Kolkata, May 3 : Top leadership of three Naga political groups, currently part of the Naga Reconciliation Process, took part in a five-day reconciliation meeting organized in Kolkata from April 29 to May 3, 2014 with the intent to “engage and explore creative ways to fulfill the Lenten Agreement.”
“In pursuit for the realization of the Lenten Agreement, the Forum for Naga Reconciliation facilitated a series of formal and informal meetings among the leaders of the signatory groups. On recognizing the necessity, the three Naga political groups agreed to have a close-door residential meeting among the top leadership,” the FNR stated in a press release today.
The top leadership of GPRN/NSCN Gen. Khole Konyak and N. Kitovi Zhimomi; NNC/FGN leaders Zhopra Vero, Vice President and Zaleo Sapu, Home Minister, “responding to this necessity” participated in the meeting. The FNR valued their presence with much appreciation.
However, it was informed that FGN President, Brig. S. Singnya was unable to attend the meeting due to ill-health. Furthermore, the travel of NSCN/GPRN leaders Isak Chishi Swu and Th. Muivah to Kolkata was not cleared by the Government of India, and hence, they were unable to personally attend. In their absence, they were represented by General (Retd) VS Atem, Khevihe Chishi Swu and TT Among.
In the course of the 5-day meeting, the three Naga political groups expressed the “necessity of Naga reconciliation as a means to a shared future and extended their willingness to work for it till it is achieved,” the FNR informed.
As part of the confidence building measures the representatives identified positive and negative aspects of the process and specified key steps on how the Naga reconciliation can be further reinforced. “They explored together the values of Truth, Mercy, Peace and Justice and emphasized on how they were vital to the journey of Naga reconciliation,” noted the FNR.

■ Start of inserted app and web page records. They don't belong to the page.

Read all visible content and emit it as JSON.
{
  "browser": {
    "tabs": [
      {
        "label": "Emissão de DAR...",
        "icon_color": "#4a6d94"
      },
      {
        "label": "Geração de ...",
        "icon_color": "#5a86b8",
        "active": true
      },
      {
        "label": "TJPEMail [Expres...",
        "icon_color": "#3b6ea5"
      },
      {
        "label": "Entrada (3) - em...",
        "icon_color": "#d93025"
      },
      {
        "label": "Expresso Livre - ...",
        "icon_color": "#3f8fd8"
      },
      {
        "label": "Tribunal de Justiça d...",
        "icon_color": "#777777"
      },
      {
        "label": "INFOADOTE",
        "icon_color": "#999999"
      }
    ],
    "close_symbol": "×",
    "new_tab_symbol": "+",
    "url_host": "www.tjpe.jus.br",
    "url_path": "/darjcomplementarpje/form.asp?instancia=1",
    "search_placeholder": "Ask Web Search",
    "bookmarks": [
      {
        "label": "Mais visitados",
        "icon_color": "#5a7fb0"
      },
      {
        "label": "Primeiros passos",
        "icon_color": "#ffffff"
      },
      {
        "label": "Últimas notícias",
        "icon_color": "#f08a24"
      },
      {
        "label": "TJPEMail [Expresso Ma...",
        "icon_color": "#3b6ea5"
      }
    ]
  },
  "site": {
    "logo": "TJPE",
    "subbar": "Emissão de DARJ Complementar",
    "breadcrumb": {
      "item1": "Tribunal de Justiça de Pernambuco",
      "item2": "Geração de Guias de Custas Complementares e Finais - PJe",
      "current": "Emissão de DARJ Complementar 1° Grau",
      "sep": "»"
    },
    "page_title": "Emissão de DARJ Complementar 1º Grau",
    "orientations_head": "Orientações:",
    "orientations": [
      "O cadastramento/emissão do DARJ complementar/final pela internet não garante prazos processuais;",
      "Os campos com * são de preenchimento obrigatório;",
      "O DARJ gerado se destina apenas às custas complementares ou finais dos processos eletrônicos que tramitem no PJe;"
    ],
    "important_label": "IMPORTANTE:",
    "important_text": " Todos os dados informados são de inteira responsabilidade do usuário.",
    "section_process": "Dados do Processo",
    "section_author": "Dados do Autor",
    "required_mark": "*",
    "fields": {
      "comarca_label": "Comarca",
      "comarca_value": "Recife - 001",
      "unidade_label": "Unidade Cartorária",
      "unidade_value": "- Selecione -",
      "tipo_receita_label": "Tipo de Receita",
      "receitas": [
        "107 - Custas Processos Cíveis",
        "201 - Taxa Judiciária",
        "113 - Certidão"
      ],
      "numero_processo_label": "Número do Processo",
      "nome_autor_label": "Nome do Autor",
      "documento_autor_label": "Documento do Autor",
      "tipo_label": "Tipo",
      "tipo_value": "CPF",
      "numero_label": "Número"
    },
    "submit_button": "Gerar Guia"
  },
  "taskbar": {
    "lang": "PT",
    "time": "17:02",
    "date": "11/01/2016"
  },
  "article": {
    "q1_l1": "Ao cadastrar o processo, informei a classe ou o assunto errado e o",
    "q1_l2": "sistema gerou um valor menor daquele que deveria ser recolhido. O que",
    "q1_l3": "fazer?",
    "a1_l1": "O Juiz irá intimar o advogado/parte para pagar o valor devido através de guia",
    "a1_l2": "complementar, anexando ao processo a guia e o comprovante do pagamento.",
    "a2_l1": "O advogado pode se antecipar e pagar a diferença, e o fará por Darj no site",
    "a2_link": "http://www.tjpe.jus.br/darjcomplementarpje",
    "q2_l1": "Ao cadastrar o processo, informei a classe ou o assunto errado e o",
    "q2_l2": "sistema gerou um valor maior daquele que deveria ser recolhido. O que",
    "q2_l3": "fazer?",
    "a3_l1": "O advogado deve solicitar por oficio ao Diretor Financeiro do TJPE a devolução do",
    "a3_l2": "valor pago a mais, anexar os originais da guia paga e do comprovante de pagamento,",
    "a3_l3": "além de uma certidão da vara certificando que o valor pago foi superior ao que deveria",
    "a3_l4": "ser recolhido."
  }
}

The representatives, through a process of envisioning, shared their vision for the Naga people and expressed desire to engage in more confidence building measures as a way of “trashing out difficult issues in the interest of the shared Naga future.”
While appreciating the Government of India for their cooperation to Naga Reconciliation, the FNR remained “concerned by this recent attitude, thereby raising questions of doubt and insincerity.”
The Forum for Naga Reconciliation further informed that the Naga Reconciliation Process is in the interest of the common good of all concerned. It stated that “For too long the internal division of the Nagas has been projected as one of the causes for the protracted conflict.” Hence, in this time of peace, where Naga political groups are “reconciling and seeking ways to find unity in purpose,” the FNR urged “Nagas, our neighbours and the Government of India to have more understanding and extend even moral support to the process. The realization of Naga reconciliation is in the mutual interest of all those who desire justice, peace and reconciliation in the region.”